My favorite excursion in Turkey was going to Pamukkale, a unique natural phenomenon featuring layered cascades of white mineral sediments filled with hot carbonated water. Not far from it, there is an ancient Greek temple buried under the hot mineral water that wells out from the very depth of the earth. It’s so nice to immerse your body into the hot water (100F) and feel how it slowly envelops your body and pinches it from time to time. The resonance between the inside and outside temperatures also makes it heavenly pleasant.
One day we decided to explore authentic Turkish cuisine (as opposed to more international buffet offered at the resort) at a local village, located in the mountains, 100 miles away from our hotel, and it was so worth it. That trip was a pure adventure. We were invited by one of the managers of the Kustur Club who apparently especially appreciated Russian beauty. We absolutely had no idea of what to expect from that trip, but when we got to our destination and saw the amount of food prepared specifically for our party, we gasped in anticipation and excitement. For starters we had lamb and beef kabobs with yogurt sauce and grilled lavash filled with home-made cheese and fresh herbs. And then we were presented with a roasted whole lamb that could feed about 20 people. It was roasted with rosemary and garlic, and the aromatic soft, juicy meat was so seductive that our company of ten finished the whole thing. Complemented by fine house red wine, that food fest was unforgettable.

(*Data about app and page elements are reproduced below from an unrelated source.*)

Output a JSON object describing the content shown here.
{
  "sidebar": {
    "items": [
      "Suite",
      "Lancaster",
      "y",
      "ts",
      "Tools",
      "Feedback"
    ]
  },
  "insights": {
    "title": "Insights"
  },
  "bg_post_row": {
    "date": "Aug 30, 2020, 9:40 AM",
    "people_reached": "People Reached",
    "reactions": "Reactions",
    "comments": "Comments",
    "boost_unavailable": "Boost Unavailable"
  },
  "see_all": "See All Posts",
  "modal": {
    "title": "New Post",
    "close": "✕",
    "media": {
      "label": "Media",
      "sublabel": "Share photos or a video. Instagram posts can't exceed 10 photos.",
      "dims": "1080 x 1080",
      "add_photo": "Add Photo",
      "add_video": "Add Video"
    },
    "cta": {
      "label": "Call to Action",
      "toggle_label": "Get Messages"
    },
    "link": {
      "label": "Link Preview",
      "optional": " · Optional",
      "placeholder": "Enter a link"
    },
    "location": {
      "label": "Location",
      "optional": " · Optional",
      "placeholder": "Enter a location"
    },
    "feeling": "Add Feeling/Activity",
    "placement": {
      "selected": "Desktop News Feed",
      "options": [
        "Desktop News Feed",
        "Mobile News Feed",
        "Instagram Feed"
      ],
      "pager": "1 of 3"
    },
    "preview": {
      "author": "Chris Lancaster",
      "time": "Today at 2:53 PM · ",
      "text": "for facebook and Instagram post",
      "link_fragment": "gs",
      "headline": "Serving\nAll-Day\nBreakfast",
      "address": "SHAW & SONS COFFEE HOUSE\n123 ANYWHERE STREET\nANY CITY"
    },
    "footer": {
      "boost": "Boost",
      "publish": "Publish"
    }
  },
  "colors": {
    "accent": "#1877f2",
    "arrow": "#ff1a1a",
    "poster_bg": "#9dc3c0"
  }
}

One of the reasons I especially value that trip is because I met one of my best friends there. Olga now lives in London, and we don’t see each other that often. But we went through so many things together throughout our 12-year-old friendship that the distance doesn’t really matter to us.
I hope you liked my Turkish adventures and will come back for the recipes of the savory Turkish cuisine, which I am going to post shortly.